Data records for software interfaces
[Start of Attachment]
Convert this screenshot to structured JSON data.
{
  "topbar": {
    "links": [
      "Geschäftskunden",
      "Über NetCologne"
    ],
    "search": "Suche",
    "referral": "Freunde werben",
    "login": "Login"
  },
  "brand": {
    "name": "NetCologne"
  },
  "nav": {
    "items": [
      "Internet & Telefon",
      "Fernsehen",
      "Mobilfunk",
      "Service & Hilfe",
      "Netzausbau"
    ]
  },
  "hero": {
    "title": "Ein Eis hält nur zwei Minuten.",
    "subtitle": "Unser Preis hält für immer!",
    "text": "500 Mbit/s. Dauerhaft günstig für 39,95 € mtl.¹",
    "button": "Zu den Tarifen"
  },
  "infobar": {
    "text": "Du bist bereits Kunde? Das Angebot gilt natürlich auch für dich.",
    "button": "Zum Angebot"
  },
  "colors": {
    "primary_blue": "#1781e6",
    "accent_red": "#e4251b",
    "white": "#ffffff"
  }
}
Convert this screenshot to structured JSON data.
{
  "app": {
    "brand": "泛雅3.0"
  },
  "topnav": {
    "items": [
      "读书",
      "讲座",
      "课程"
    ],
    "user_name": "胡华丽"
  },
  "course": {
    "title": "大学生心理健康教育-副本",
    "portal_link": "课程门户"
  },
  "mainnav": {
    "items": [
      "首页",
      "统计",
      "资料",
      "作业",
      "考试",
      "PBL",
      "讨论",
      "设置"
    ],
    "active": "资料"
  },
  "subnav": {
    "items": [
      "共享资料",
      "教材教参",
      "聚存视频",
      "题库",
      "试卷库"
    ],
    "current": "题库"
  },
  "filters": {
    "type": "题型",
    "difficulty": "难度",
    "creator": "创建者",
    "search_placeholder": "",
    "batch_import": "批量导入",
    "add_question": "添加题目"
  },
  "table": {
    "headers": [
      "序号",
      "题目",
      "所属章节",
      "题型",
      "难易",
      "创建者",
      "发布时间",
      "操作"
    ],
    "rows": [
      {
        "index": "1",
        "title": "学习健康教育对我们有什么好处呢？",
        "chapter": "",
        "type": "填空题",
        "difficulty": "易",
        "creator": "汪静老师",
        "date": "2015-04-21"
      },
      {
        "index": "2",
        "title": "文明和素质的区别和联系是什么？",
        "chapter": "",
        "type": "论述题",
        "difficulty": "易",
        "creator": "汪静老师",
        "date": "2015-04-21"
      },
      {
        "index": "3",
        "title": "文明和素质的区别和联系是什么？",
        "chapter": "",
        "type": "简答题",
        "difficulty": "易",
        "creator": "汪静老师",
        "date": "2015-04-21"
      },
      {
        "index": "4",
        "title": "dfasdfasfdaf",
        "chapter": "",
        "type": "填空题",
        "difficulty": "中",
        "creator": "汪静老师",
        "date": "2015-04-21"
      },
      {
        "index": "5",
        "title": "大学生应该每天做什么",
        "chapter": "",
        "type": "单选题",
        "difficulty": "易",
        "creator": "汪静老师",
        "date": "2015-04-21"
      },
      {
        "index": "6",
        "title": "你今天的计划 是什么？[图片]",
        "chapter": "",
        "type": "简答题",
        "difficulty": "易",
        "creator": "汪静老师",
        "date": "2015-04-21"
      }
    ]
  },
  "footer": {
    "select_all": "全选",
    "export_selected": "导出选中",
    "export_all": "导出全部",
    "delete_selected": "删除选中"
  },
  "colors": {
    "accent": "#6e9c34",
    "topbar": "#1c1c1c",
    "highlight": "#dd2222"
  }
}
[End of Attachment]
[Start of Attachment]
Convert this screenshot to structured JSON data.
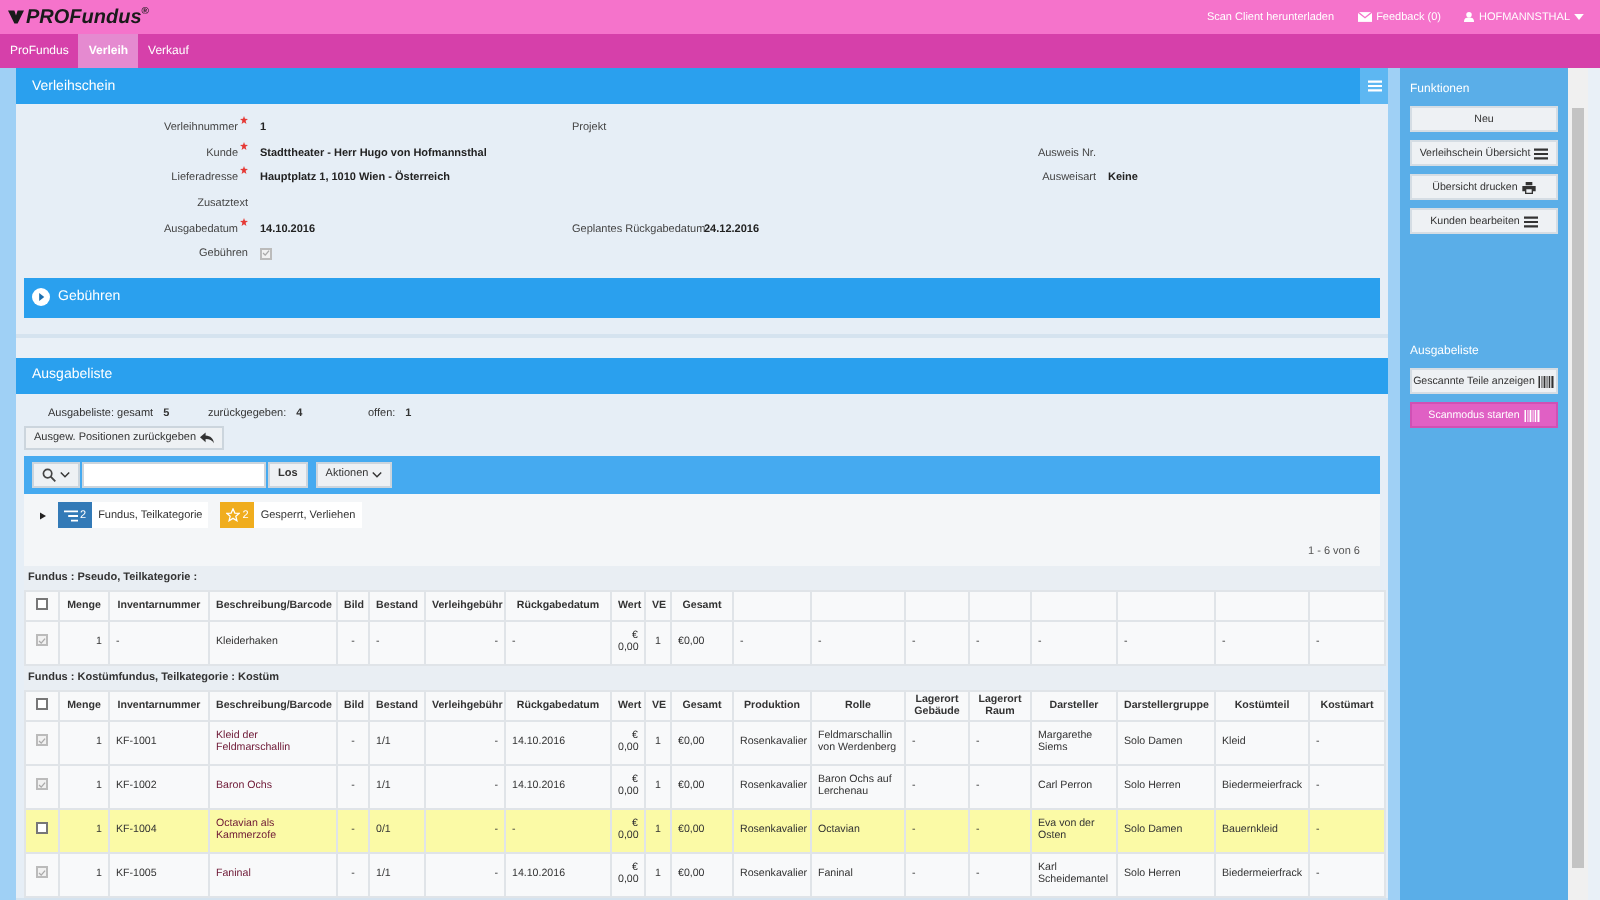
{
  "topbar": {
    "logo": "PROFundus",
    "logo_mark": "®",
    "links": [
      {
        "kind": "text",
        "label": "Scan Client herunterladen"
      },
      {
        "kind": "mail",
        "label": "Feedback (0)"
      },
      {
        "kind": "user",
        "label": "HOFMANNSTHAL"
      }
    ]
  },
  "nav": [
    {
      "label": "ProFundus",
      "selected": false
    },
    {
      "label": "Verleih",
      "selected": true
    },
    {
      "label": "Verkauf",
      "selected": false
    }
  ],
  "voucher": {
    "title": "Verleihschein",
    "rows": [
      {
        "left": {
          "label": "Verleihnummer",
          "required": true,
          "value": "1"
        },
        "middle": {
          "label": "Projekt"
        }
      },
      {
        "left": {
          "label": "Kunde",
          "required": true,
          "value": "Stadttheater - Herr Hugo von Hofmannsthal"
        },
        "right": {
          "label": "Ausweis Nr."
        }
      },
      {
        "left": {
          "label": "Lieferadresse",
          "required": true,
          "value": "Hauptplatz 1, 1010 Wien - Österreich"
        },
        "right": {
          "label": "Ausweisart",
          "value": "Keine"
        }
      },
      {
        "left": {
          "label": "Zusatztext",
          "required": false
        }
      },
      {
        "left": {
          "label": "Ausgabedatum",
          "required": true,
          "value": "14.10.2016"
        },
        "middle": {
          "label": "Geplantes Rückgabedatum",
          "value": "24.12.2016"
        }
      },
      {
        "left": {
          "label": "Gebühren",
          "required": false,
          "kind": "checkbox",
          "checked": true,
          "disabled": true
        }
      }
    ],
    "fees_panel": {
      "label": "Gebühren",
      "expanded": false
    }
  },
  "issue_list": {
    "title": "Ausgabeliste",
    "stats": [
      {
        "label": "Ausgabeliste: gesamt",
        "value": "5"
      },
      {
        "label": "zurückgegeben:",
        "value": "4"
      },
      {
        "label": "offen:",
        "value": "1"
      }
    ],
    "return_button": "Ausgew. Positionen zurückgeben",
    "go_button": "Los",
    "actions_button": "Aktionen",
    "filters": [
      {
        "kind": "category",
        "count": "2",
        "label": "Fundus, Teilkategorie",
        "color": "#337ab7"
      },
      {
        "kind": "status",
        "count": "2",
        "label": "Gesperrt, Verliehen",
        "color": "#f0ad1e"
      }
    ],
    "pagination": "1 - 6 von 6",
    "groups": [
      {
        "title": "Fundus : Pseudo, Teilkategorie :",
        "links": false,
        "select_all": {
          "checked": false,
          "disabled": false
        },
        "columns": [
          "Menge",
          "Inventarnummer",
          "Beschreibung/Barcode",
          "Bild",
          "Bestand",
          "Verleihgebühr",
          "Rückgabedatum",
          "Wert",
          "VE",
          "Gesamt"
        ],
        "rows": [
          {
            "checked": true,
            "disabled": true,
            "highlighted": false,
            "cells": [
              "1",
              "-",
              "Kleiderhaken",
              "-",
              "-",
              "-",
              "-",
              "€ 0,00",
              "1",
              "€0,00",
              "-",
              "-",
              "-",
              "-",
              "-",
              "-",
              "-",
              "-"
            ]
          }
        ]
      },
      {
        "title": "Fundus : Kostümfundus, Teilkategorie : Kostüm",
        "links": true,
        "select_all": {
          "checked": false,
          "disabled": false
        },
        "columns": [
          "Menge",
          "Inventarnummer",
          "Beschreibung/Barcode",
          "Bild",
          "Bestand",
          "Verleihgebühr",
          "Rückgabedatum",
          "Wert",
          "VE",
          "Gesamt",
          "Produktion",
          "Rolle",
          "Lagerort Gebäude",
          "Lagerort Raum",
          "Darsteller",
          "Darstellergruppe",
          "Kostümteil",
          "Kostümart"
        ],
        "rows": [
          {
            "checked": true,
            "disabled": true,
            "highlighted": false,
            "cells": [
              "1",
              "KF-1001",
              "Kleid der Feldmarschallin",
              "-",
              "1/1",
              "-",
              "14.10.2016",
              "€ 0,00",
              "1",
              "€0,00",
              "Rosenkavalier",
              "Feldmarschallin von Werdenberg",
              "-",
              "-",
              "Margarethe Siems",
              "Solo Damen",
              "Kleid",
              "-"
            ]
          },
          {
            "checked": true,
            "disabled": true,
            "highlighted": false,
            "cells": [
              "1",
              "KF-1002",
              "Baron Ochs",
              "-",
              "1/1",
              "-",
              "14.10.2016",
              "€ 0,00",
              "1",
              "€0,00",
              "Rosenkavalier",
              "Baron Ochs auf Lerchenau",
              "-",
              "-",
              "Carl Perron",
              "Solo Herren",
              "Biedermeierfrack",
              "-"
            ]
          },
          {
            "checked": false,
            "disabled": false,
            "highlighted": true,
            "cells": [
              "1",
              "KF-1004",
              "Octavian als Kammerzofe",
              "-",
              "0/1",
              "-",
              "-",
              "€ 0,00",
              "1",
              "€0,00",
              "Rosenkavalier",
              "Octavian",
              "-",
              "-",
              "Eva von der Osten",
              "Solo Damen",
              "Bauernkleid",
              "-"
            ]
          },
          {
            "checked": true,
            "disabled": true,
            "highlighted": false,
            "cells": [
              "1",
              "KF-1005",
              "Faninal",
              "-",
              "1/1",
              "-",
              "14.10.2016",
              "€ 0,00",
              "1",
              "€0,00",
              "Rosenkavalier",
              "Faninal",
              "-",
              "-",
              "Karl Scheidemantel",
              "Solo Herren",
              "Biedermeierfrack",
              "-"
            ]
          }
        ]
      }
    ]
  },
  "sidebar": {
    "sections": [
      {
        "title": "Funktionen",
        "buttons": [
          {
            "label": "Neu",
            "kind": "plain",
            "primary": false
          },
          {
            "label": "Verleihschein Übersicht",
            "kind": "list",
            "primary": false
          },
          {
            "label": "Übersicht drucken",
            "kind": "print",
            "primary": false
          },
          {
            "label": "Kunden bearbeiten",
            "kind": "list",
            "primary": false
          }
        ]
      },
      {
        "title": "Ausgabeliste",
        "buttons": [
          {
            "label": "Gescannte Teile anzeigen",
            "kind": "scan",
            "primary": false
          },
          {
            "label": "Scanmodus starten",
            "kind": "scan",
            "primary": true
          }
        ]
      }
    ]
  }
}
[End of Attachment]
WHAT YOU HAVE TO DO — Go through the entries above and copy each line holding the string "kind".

RESPONSE TO THIS TASK —
        "kind": "text",
        "kind": "mail",
        "kind": "user",
          "kind": "checkbox",
        "kind": "category",
        "kind": "status",
            "kind": "plain",
            "kind": "list",
            "kind": "print",
            "kind": "list",
            "kind": "scan",
            "kind": "scan",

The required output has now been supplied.